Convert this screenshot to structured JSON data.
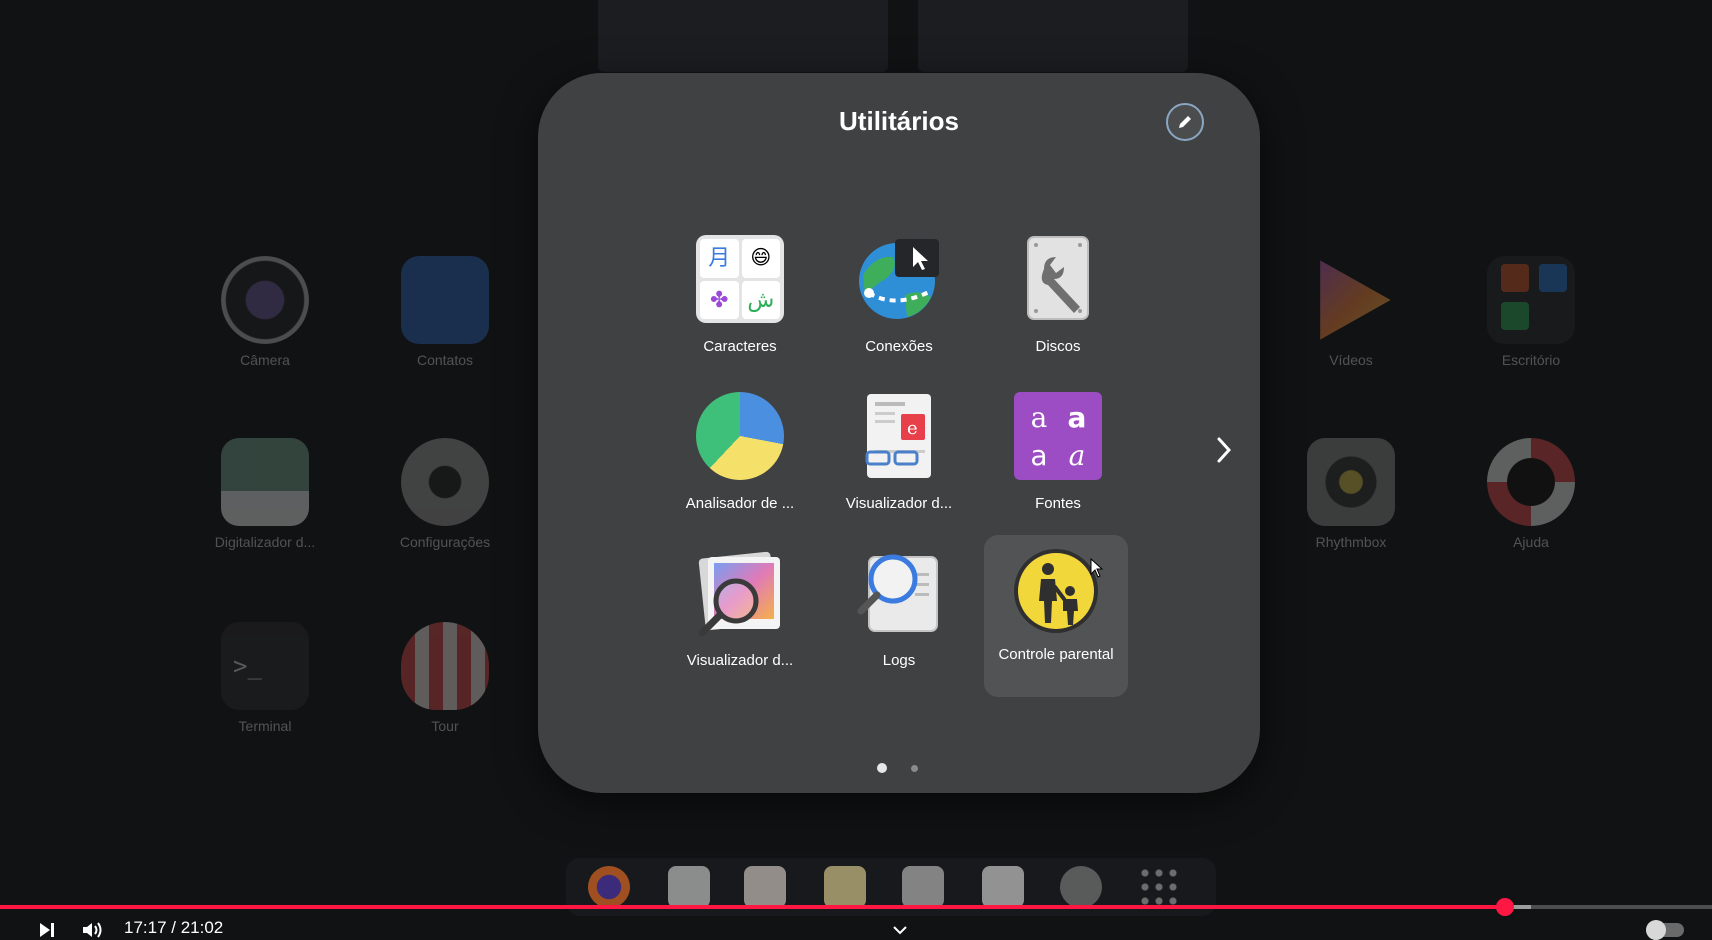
{
  "background": {
    "apps": [
      {
        "label": "Câmera",
        "icon": "camera-icon"
      },
      {
        "label": "Contatos",
        "icon": "contacts-icon"
      },
      {
        "label": "Digitalizador d...",
        "icon": "scanner-icon"
      },
      {
        "label": "Configurações",
        "icon": "settings-icon"
      },
      {
        "label": "Terminal",
        "icon": "terminal-icon"
      },
      {
        "label": "Tour",
        "icon": "tour-icon"
      },
      {
        "label": "Vídeos",
        "icon": "videos-icon"
      },
      {
        "label": "Escritório",
        "icon": "office-folder-icon"
      },
      {
        "label": "Rhythmbox",
        "icon": "rhythmbox-icon"
      },
      {
        "label": "Ajuda",
        "icon": "help-icon"
      }
    ],
    "terminal_prompt": ">_"
  },
  "folder": {
    "title": "Utilitários",
    "apps": [
      {
        "label": "Caracteres",
        "icon": "characters-icon"
      },
      {
        "label": "Conexões",
        "icon": "connections-icon"
      },
      {
        "label": "Discos",
        "icon": "disks-icon"
      },
      {
        "label": "Analisador de ...",
        "icon": "disk-usage-analyzer-icon"
      },
      {
        "label": "Visualizador d...",
        "icon": "document-viewer-icon"
      },
      {
        "label": "Fontes",
        "icon": "fonts-icon"
      },
      {
        "label": "Visualizador d...",
        "icon": "image-viewer-icon"
      },
      {
        "label": "Logs",
        "icon": "logs-icon"
      },
      {
        "label": "Controle parental",
        "icon": "parental-controls-icon"
      }
    ],
    "characters_glyphs": [
      "月",
      "😄",
      "✤",
      "ش"
    ],
    "fonts_glyphs": [
      "a",
      "a",
      "a",
      "a"
    ],
    "pages": 2,
    "current_page": 1
  },
  "player": {
    "current_time": "17:17",
    "duration": "21:02",
    "time_display": "17:17 / 21:02",
    "progress_percent": 87.9,
    "buffer_percent": 89.4,
    "accent": "#ff1744"
  }
}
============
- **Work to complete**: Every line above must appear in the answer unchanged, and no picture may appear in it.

- **Answer to the problem**:
Convert this screenshot to structured JSON data.
{
  "background": {
    "apps": [
      {
        "label": "Câmera",
        "icon": "camera-icon"
      },
      {
        "label": "Contatos",
        "icon": "contacts-icon"
      },
      {
        "label": "Digitalizador d...",
        "icon": "scanner-icon"
      },
      {
        "label": "Configurações",
        "icon": "settings-icon"
      },
      {
        "label": "Terminal",
        "icon": "terminal-icon"
      },
      {
        "label": "Tour",
        "icon": "tour-icon"
      },
      {
        "label": "Vídeos",
        "icon": "videos-icon"
      },
      {
        "label": "Escritório",
        "icon": "office-folder-icon"
      },
      {
        "label": "Rhythmbox",
        "icon": "rhythmbox-icon"
      },
      {
        "label": "Ajuda",
        "icon": "help-icon"
      }
    ],
    "terminal_prompt": ">_"
  },
  "folder": {
    "title": "Utilitários",
    "apps": [
      {
        "label": "Caracteres",
        "icon": "characters-icon"
      },
      {
        "label": "Conexões",
        "icon": "connections-icon"
      },
      {
        "label": "Discos",
        "icon": "disks-icon"
      },
      {
        "label": "Analisador de ...",
        "icon": "disk-usage-analyzer-icon"
      },
      {
        "label": "Visualizador d...",
        "icon": "document-viewer-icon"
      },
      {
        "label": "Fontes",
        "icon": "fonts-icon"
      },
      {
        "label": "Visualizador d...",
        "icon": "image-viewer-icon"
      },
      {
        "label": "Logs",
        "icon": "logs-icon"
      },
      {
        "label": "Controle parental",
        "icon": "parental-controls-icon"
      }
    ],
    "characters_glyphs": [
      "月",
      "😄",
      "✤",
      "ش"
    ],
    "fonts_glyphs": [
      "a",
      "a",
      "a",
      "a"
    ],
    "pages": 2,
    "current_page": 1
  },
  "player": {
    "current_time": "17:17",
    "duration": "21:02",
    "time_display": "17:17 / 21:02",
    "progress_percent": 87.9,
    "buffer_percent": 89.4,
    "accent": "#ff1744"
  }
}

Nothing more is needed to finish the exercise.